58,000 spectators saw a relatively close but very sloppy game, played in harsh conditions. This led to both offenses struggling to move the ball consistently. The home team adapted best and took a 7-0 first quarter lead when quarterback Steve Grogan (10/20, 173 yds, 2 TDs, 1 INT) connected with rookie wide receiver Stanley Morgan for a 64-yard touchdown.

The Patriots would pull away even further in the second quarter, when Grogan threw his second touchdown pass of the day – this time it was a 16-yarder to Darryl Stingley. While New England's offense was able to score twice in the first half, the Eagles were shut out. In fact, the visitors would not score until the fourth quarter to make it a 14-6 game.

Neither team was able to generate an offensive rhythm throughout the game due to the weather, and the defenses – particularly New England's – made the best out of this. Chuck Fairbanks' unit registered eight sacks, intercepted Ron Jaworski (15/33, 190 yds, 1 TD, 2 INTs) two times and recovered an Eagles fumble. Overall, the Patriots defense limited its opponent to only 217 yards of offense and – most importantly – six points.

While the Patriots fared only a little better in terms of offensive yardage with 282 yard gained, they were able to score two touchdowns and thus won the game with a score of 14-6. The win kept the team alive in the AFC East playoff race. New England, however, would ultimately miss the tournament with a 9-5 record. The Eagles finished the year 1977 with a 4-10 record.

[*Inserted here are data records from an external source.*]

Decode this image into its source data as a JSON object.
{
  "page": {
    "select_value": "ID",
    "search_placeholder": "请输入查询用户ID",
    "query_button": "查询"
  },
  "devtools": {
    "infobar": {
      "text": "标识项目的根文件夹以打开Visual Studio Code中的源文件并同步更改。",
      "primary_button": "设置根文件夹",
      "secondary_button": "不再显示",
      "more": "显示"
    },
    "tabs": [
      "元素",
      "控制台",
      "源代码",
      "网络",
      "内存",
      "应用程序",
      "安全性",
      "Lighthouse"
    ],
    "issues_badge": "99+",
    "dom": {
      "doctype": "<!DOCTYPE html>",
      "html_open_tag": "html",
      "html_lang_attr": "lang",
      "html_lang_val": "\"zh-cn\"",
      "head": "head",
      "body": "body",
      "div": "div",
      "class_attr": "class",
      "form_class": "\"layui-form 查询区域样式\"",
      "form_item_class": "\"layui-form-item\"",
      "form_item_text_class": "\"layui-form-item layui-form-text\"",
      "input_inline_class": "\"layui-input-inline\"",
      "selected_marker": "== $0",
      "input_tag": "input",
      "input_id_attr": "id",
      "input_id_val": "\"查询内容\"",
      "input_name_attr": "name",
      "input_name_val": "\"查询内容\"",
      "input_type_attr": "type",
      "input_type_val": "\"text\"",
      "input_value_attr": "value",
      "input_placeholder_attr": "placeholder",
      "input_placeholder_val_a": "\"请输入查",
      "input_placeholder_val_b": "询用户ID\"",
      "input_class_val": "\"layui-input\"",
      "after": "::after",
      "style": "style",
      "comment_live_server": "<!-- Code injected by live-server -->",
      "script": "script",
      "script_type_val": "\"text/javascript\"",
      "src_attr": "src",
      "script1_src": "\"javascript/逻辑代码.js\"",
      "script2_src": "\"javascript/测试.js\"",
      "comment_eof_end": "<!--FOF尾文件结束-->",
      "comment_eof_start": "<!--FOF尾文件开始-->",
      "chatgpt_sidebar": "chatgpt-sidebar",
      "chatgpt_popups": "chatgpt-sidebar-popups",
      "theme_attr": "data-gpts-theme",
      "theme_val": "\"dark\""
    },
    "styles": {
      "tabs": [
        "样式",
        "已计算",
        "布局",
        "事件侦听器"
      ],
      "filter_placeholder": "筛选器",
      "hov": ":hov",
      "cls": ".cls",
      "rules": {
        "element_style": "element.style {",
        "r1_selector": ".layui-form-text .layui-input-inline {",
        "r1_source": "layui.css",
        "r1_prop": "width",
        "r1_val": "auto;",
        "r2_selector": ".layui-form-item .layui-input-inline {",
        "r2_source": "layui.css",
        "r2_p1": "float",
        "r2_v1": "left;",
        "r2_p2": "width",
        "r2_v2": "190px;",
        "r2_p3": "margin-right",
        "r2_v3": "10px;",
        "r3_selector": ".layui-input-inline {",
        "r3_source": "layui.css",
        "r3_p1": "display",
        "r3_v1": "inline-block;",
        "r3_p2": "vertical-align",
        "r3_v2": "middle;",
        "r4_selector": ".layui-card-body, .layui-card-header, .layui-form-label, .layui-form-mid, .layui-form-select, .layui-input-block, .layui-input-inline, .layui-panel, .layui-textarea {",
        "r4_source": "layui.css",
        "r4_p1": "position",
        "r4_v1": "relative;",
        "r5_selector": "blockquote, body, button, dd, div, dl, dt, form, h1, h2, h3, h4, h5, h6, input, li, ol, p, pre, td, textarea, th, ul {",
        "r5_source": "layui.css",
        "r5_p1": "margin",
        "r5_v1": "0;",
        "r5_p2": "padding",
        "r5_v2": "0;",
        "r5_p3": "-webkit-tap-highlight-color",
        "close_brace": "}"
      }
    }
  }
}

Philadelphia would also lose to the Patriots the following season before winning the next five contests against New England. Recently, however, the Patriots have held the upper hand against the Eagles: the team has won the last four meetings – among them Super Bowl XXXIX – and will try to extend that streak on Sunday.